The COVID-19 pandemic brought about rapid change in the way education was delivered in terms of online teaching and how this was managed by families in their homes. This study looks at the relationship between home (first space) and school (second space) and uses the concept of the ‘third space’ (Bhabha, H. . The Location of Culture, London: Routledge) to explore home-school links. Nine participants working in six local authorities in Scotland were questioned during the first lockdown in 2020 and then interviewed during the second national lockdown in 2021. Their responses were analysed in terms of the awareness they had of home funds of knowledge and the influence this had on their pedagogy online. The researchers investigated whether a third space had emerged and, if so, what the features of this hybrid space were. A key finding relates to the role of parents in the third space, in loco magister. In the first lockdown, glimpses of third space learning were visible in children’s achievements online. In the second lockdown, however, parental concerns to preserve some semblance of orderly family life led to the colonisation of the spatio-temporal dimensions of online teaching, seeing the return to more transmissive teacher approaches and missed opportunities for children’s learning.
© 2021 The Author(s). Published by Informa UK Limited, trading as Taylor & Francis Group This is an Open Access article distributed under the terms of the Creative Commons Attribution-NonCommercial-NoDerivatives License (http://creativecommons.org/licenses/by-nc-nd/4.0/), which permits non-commercial re-use, distribution, and reproduction in any medium, provided the original work is properly cited, and is not altered, transformed, or built upon in any way.

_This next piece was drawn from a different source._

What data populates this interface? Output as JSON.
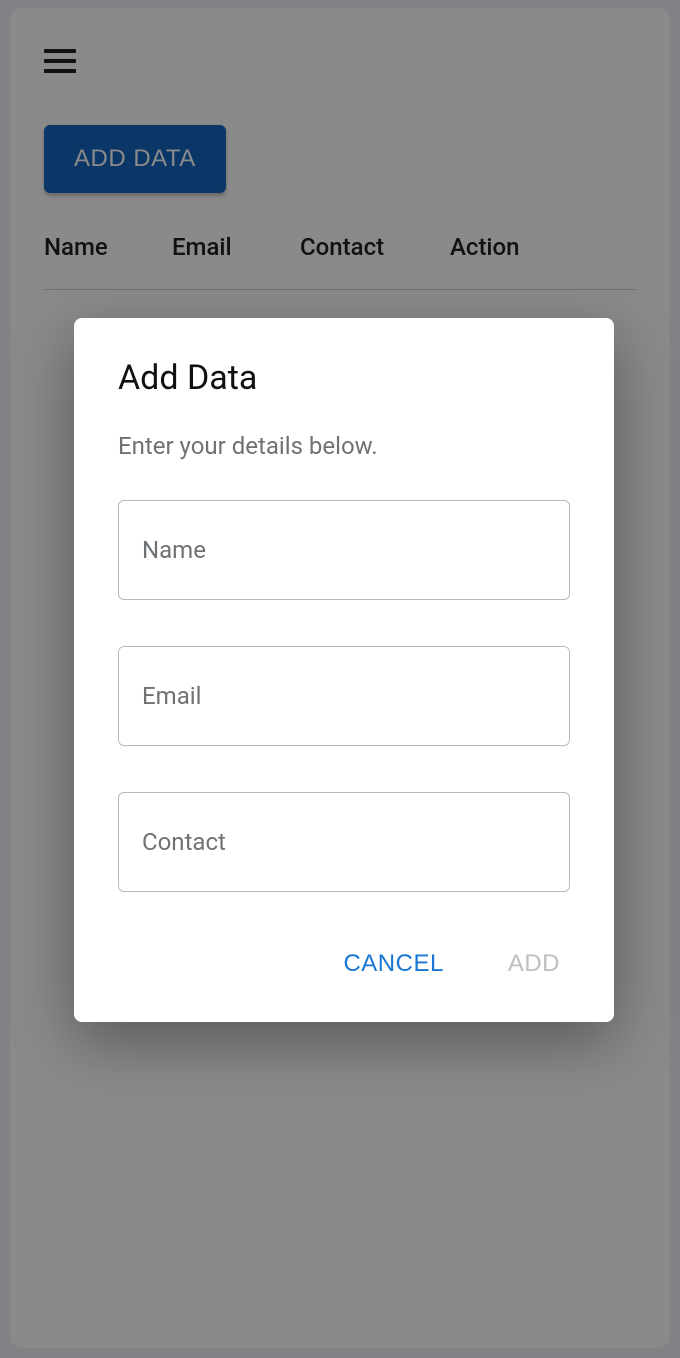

Johnston, D., Foy, K., Mulligan, A. & Shanks, R. 2021, 'Teaching in a Third Space during national COVID-19 lockdowns : in loco magister?', Irish Educational Studies, 40(2), pp. 359-366. https://doi.org/10.1080/03323315.2021.1916563